▶ **What the exercise asks**
Repeat every line of the listing below exactly, minus the pictures.

---+---

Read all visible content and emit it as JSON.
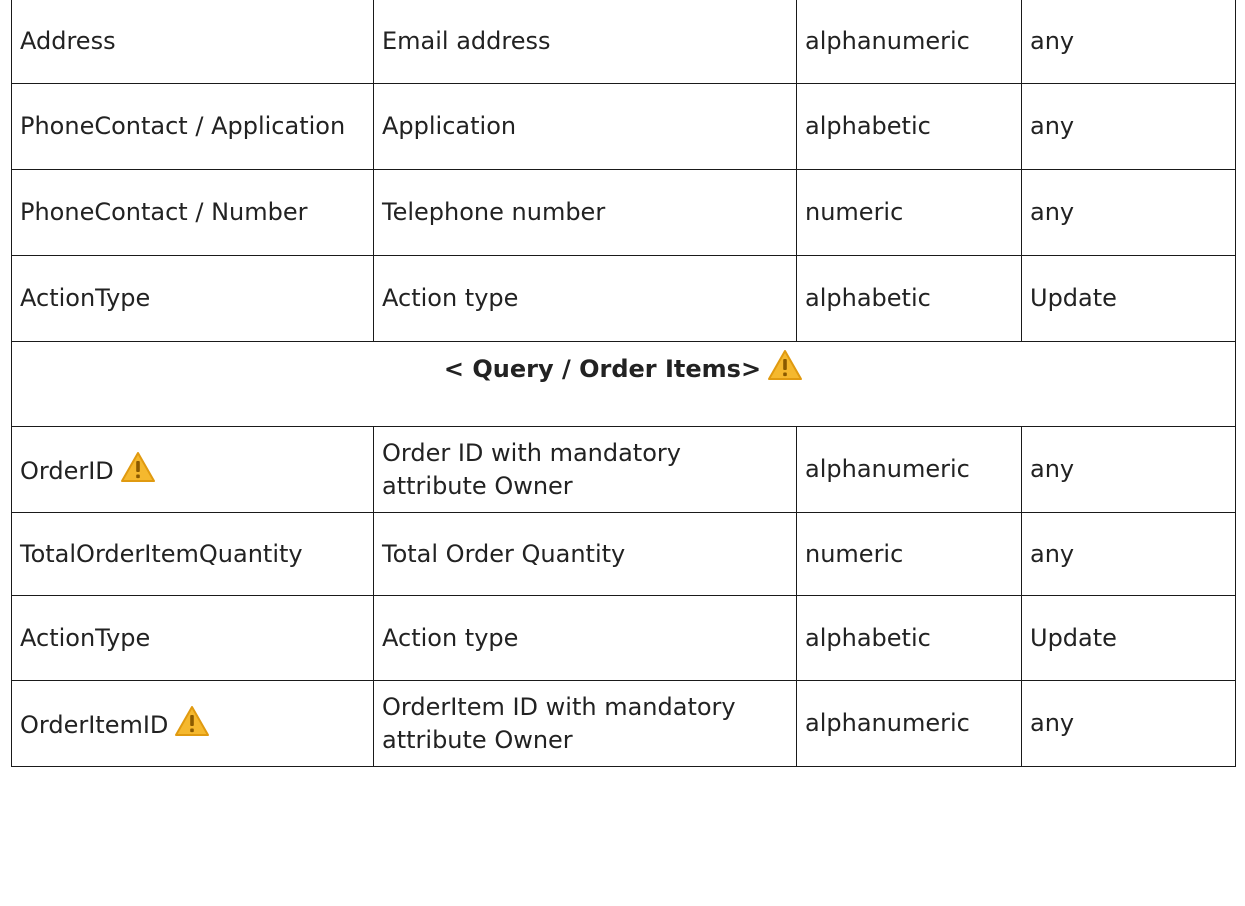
{
  "colors": {
    "border": "#1a1a1a",
    "text": "#222222",
    "warning_fill": "#f5b82e",
    "warning_mark": "#8a5a00"
  },
  "icons": {
    "warning": "warning-icon"
  },
  "rows": [
    {
      "field": "Address",
      "description": "Email address",
      "type": "alphanumeric",
      "value": "any"
    },
    {
      "field": "PhoneContact / Application",
      "description": "Application",
      "type": "alphabetic",
      "value": "any"
    },
    {
      "field": "PhoneContact / Number",
      "description": "Telephone number",
      "type": "numeric",
      "value": "any"
    },
    {
      "field": "ActionType",
      "description": "Action type",
      "type": "alphabetic",
      "value": "Update"
    }
  ],
  "section": {
    "title": "< Query / Order Items>"
  },
  "rows2": [
    {
      "field": "OrderID",
      "description": "Order ID with mandatory attribute Owner",
      "type": "alphanumeric",
      "value": "any"
    },
    {
      "field": "TotalOrderItemQuantity",
      "description": "Total Order Quantity",
      "type": "numeric",
      "value": "any"
    },
    {
      "field": "ActionType",
      "description": "Action type",
      "type": "alphabetic",
      "value": "Update"
    },
    {
      "field": "OrderItemID",
      "description": "OrderItem ID with mandatory attribute Owner",
      "type": "alphanumeric",
      "value": "any"
    }
  ]
}
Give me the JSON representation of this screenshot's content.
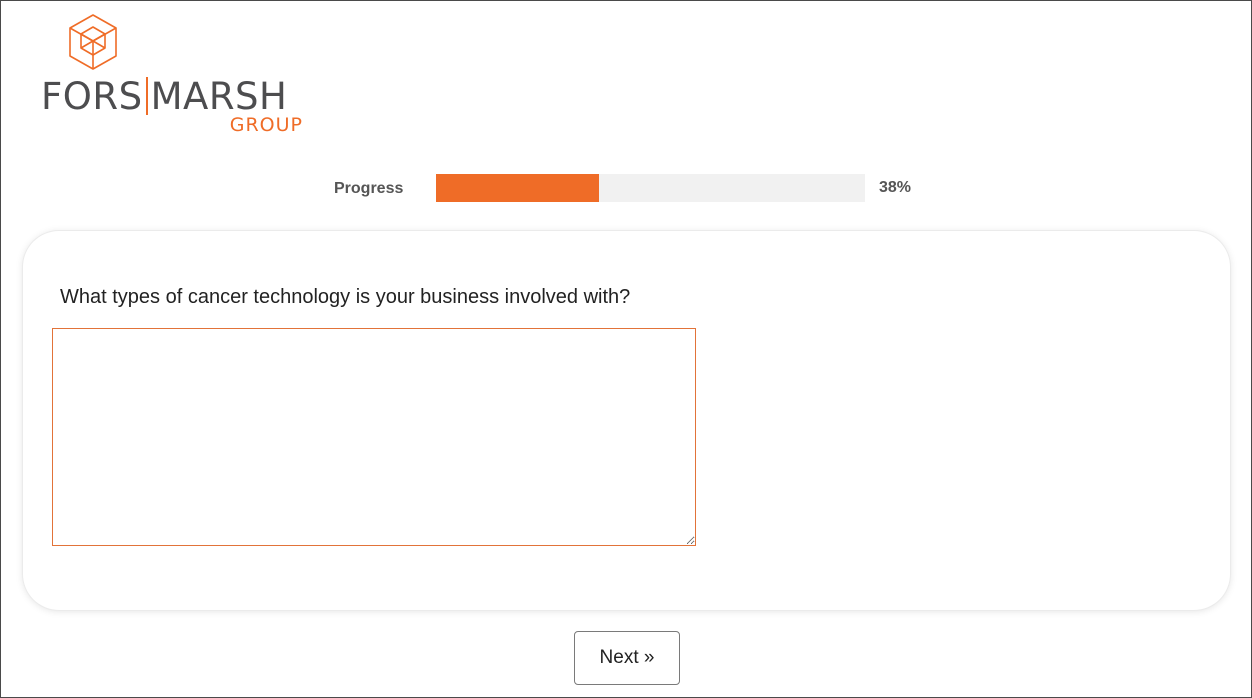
{
  "logo": {
    "icon": "cube-outline-logo-icon",
    "main_left": "FORS",
    "main_right": "MARSH",
    "sub": "GROUP",
    "accent_color": "#ef6c27",
    "text_color": "#4d4d4f"
  },
  "progress": {
    "label": "Progress",
    "value_text": "38%",
    "value": 0.38,
    "fill_color": "#ef6c27",
    "track_color": "#f1f1f1"
  },
  "question": {
    "text": "What types of cancer technology is your business involved with?",
    "answer_value": "",
    "border_color": "#e27339"
  },
  "navigation": {
    "next_label": "Next »"
  }
}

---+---

▶ **Answer section**
Read all visible content and emit it as JSON.
{
  "colors": {
    "border": "#1a1a1a",
    "text": "#222222",
    "warning_fill": "#f5b82e",
    "warning_mark": "#8a5a00"
  },
  "icons": {
    "warning": "warning-icon"
  },
  "rows": [
    {
      "field": "Address",
      "description": "Email address",
      "type": "alphanumeric",
      "value": "any"
    },
    {
      "field": "PhoneContact / Application",
      "description": "Application",
      "type": "alphabetic",
      "value": "any"
    },
    {
      "field": "PhoneContact / Number",
      "description": "Telephone number",
      "type": "numeric",
      "value": "any"
    },
    {
      "field": "ActionType",
      "description": "Action type",
      "type": "alphabetic",
      "value": "Update"
    }
  ],
  "section": {
    "title": "< Query / Order Items>"
  },
  "rows2": [
    {
      "field": "OrderID",
      "description": "Order ID with mandatory attribute Owner",
      "type": "alphanumeric",
      "value": "any"
    },
    {
      "field": "TotalOrderItemQuantity",
      "description": "Total Order Quantity",
      "type": "numeric",
      "value": "any"
    },
    {
      "field": "ActionType",
      "description": "Action type",
      "type": "alphabetic",
      "value": "Update"
    },
    {
      "field": "OrderItemID",
      "description": "OrderItem ID with mandatory attribute Owner",
      "type": "alphanumeric",
      "value": "any"
    }
  ]
}
Give me the JSON representation of this screenshot's content.
{
  "logo": {
    "icon": "cube-outline-logo-icon",
    "main_left": "FORS",
    "main_right": "MARSH",
    "sub": "GROUP",
    "accent_color": "#ef6c27",
    "text_color": "#4d4d4f"
  },
  "progress": {
    "label": "Progress",
    "value_text": "38%",
    "value": 0.38,
    "fill_color": "#ef6c27",
    "track_color": "#f1f1f1"
  },
  "question": {
    "text": "What types of cancer technology is your business involved with?",
    "answer_value": "",
    "border_color": "#e27339"
  },
  "navigation": {
    "next_label": "Next »"
  }
}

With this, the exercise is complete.